The topic of NCAA Division I hockey expansion has been thrown back and forth in the college hockey community for quite some time, and generally, people agree that any expansion would be good for the future of the college game.
But some are against expansion and the potential realignment that it could cause, and the fear is that one or two big moves could have a ripple effect that could adversely impact off a collegiate hockey.
A giant move could be coming sooner rather than later. After many setbacks and years of speculation, it seems that Penn State University could be set to make the jump from club hockey to NCAA-sanctioned hockey, if not a jump all the way to Division 1 in one-fell swoop.
Rumors and speculation have existed for more than a decade, but it finally appears Penn State is on the verge of building a new ice hockey arena near the Bryce Jordan Center and adding Division I men's and women's hockey programs.
"We're close," a source close to the situation told the Mirror on Thursday. "It won't be long before we'll be able to potentially make some kind of announcement. But it's not a done deal yet."
The source spoke on the condition of anonymity, and when asked to define what "close" means said, "probably within the next two months" the wheels will be set in motion.
The first step is acquiring private funds to build a facility that would seat 6,000-8,000 people. The cost for that is expected to be between $60 million and $80 million.
Most, if not all, of that money would come from Penn State alum Terry Pegula.
As that article hints, the possibility of PSU adding a D1 hockey program is something that's been discussed for a very long time. Back in early 2009 a document surfaced that showed the school was looking into building such an arena, but as our own Western College Hockey Blog said at the time, that never came to fruition.
It's possible the economic collapse had something to do with that, and it's also possible that the report was referring to a study on the possibility of someday building that arena. Now, it seems, could be that day.

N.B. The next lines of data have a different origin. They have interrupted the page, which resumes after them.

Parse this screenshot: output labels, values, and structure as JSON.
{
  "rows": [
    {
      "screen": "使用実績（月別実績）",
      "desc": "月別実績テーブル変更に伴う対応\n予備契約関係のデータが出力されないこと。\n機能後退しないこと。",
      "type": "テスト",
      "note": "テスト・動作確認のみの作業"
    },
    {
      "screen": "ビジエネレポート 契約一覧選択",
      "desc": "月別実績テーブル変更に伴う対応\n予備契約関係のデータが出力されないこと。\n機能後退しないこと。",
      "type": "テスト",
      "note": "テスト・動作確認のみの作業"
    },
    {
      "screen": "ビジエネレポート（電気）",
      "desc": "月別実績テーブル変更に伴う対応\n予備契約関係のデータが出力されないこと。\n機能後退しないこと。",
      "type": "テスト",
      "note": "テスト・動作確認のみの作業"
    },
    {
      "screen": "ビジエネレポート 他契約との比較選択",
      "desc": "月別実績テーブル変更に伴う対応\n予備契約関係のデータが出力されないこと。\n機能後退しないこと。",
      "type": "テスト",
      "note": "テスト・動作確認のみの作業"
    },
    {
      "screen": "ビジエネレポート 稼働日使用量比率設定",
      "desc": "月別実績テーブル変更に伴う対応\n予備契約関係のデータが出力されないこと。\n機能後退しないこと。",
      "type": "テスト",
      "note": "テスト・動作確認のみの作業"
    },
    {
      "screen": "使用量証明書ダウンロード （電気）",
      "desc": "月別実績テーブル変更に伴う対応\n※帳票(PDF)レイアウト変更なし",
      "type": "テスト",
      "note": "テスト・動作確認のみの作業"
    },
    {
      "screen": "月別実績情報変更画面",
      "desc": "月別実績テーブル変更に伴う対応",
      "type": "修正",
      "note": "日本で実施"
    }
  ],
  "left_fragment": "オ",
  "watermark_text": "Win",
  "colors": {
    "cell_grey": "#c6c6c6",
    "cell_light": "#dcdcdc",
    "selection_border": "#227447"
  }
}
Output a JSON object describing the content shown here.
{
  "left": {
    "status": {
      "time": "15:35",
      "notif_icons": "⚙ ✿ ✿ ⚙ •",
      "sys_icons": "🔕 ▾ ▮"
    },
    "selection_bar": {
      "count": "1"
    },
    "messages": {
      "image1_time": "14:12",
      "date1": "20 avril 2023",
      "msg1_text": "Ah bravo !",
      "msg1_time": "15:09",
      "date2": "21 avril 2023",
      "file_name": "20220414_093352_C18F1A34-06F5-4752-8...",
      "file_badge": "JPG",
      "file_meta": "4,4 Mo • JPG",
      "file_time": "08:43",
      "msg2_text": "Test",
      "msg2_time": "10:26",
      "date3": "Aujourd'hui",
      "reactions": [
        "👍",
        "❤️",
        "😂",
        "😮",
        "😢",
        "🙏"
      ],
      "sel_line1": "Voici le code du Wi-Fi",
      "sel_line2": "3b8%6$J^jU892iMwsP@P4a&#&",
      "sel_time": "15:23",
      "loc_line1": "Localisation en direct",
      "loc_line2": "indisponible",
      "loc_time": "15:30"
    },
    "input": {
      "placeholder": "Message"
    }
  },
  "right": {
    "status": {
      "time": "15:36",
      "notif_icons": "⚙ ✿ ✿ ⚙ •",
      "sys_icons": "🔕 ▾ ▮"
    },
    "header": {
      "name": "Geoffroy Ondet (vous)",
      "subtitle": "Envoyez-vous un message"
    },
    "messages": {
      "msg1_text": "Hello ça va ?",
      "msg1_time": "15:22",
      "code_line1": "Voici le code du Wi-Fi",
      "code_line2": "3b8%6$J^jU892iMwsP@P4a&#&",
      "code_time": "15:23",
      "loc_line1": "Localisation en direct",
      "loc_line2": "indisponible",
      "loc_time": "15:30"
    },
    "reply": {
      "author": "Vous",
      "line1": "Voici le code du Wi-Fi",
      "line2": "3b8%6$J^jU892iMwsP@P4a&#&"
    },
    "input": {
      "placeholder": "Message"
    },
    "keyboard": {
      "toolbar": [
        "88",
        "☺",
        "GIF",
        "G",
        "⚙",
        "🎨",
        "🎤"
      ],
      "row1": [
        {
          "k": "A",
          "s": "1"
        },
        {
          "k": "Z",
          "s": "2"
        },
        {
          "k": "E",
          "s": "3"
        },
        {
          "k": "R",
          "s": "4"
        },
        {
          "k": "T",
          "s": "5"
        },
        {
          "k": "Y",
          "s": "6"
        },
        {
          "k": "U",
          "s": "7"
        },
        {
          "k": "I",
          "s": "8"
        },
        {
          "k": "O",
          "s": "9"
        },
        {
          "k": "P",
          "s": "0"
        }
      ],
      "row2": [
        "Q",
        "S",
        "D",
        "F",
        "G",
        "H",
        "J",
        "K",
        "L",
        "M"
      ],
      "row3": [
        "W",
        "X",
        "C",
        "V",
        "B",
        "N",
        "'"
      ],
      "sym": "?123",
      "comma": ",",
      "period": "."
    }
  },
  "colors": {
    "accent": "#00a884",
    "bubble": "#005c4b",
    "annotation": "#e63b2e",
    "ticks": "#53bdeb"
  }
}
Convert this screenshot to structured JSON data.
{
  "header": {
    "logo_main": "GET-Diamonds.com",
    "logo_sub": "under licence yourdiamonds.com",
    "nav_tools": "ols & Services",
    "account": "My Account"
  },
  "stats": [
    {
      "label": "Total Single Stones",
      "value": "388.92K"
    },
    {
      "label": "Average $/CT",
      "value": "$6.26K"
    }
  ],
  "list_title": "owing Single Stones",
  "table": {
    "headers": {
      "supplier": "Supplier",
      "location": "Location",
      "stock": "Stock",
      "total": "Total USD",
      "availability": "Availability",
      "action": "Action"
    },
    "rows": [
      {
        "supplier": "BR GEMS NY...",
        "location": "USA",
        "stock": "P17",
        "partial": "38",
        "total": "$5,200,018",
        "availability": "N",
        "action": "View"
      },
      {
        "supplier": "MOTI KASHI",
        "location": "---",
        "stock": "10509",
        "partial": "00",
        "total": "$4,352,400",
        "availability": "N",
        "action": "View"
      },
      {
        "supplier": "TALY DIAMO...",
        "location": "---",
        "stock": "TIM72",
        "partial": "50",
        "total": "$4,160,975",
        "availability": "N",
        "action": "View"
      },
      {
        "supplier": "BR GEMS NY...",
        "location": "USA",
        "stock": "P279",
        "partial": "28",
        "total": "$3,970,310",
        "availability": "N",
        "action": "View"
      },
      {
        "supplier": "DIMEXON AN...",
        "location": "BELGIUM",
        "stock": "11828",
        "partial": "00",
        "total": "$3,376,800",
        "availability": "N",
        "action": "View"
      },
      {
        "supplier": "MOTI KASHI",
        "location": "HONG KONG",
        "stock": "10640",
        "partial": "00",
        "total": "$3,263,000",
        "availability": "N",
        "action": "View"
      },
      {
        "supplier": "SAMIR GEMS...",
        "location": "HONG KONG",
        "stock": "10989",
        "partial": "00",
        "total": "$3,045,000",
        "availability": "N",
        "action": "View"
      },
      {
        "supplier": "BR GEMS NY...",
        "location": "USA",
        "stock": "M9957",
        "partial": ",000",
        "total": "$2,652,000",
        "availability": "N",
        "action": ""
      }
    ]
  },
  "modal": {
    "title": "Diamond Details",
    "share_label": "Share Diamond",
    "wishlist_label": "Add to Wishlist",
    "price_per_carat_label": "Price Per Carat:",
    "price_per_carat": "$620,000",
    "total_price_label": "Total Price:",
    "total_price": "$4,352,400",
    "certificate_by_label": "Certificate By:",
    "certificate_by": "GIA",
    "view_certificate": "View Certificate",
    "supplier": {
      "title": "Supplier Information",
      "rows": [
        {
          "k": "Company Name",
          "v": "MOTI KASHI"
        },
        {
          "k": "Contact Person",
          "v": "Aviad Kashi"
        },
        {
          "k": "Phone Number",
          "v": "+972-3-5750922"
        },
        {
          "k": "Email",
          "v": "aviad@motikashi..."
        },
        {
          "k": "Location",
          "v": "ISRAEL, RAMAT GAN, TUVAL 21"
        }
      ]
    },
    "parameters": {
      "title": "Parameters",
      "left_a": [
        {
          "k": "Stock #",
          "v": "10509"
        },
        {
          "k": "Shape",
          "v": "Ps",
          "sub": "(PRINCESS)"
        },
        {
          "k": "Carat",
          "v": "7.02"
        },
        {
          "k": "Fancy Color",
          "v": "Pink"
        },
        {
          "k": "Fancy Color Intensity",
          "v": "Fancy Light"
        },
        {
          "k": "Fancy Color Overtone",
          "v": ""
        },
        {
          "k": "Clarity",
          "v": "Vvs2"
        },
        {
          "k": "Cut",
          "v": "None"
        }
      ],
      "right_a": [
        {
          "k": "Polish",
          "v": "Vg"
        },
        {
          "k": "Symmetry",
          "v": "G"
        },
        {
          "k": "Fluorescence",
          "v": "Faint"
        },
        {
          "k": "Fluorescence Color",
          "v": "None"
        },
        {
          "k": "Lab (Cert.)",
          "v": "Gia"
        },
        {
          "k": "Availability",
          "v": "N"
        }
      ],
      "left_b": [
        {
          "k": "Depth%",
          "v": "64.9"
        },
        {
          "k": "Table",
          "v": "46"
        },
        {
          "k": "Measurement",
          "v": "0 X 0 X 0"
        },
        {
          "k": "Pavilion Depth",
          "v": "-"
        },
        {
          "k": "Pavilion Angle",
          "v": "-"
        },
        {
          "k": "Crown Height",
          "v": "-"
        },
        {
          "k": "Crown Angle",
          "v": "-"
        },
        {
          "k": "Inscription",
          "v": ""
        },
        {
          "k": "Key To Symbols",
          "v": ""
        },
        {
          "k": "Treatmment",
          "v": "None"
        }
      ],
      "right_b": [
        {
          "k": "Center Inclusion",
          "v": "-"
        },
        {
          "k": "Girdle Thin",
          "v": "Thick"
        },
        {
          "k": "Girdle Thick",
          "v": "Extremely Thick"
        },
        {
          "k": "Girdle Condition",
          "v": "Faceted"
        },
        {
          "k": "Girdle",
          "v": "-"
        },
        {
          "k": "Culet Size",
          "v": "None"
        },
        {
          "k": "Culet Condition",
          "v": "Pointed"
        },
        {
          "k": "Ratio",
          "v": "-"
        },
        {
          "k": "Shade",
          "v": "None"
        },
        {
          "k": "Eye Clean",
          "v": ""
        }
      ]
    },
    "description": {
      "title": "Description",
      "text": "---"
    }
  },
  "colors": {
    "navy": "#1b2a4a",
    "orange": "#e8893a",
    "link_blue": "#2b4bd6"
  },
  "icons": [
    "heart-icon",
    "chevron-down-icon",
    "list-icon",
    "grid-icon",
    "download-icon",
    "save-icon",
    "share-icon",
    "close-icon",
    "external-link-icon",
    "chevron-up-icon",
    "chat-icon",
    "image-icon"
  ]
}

In an interview with SB Nation's From The Rink back in May, College Hockey Inc.'s Paul Kelly talked about the potential addition of Penn State to the collegiate hockey ranks and what kind of impact that move would have on the rest of the landscape.
They have been talking about the arena project and if you could ever get one other school from the Big Ten, you could create a Big Ten Hockey Conference. We'd have to shuffle the deck a bit, and reconfigure the WCHA and CCHA a bit. But again, this is a great sport that can be done effectively at some of these schools. The programs can make an immediate impact in those areas and they'd have an immediate fan following. We are a clearing house for colleges and universities that have an interest and want to talk to someone about what the process would involved, what the budget model would look like, who at the NCAA would be the right person to talk to, how do they get themselves aligned with a conference...we can be a good intermediary and have an impact. We have already begun those discussions with a number of colleges.
Five Big Ten schools already have D1 hockey programs -- Michigan, Michigan State, Wisconsin, Minnesota and Ohio State. Minnesota and Wisconsin currently play in the WCHA while the other three play in the CCHA. There are a few problems with a potential Big Ten Hockey Conference:
- The WCHA, CCHA and the programs that call those conferences home would be on the losing end. If you take Michigan, Michigan State and Ohio State out of the CCHA, you suddenly lose three of the league's most stable programs. Sure, Miami has become a force in the last several years and Notre Dame is on the rise, but can Northern Michigan and other small schools like it survive without the presence of the big-name schools?
- Rivalries will be broken up. Aside from smaller schools losing out financially with the loss of big-name programs, both large and small programs will suffer from the loss of rich rivalries. North Dakota will lose long-standing rivalries with Wisconsin and Minnesota, for example.
Western College Hockey Blog summed up these concerns back in February 2009, analyzing all the issues and concerns in a lengthy post on the subject. WCHB dismissed concerns of losing competitive balance, but came to the conclusion that the real problem lies within the small schools that would lose out with such a major shakeup.
The WCHA could survive with strong programs in North Dakota, Denver and Colorado College, but the CCHA would be a different story. WCHB believes that losing the Big Ten programs would be a death blow to the long-term success of the CCHA.
The Big Ten Hockey Conference might seem like a great idea to some, but I think right now, it probably would be a bad thing for college hockey. Maybe it will happen some day, but right now isn't the best time for it. The sport of hockey isn't really popular enough for mid-major teams to be viable and successful without being able to be part of a conference with other major programs, and with the current economic situation, money is going to be hard to come by for programs that aren't able to turn a profit.
Penn State wants D1 hockey, it appears, and they wouldn't be looking seriously at building a 6,000-plus seat arena if they weren't going to get D1 hockey. Whether they play in a newly formed Big Ten Hockey Conference is yet to be seen as well, but if and when the Icers make the jump to D1, the impact on the rest of the college hockey world could be cataclysmic.
For more on Penn State athletics, including the Icers club hockey program, visit Black Shoe Diaries.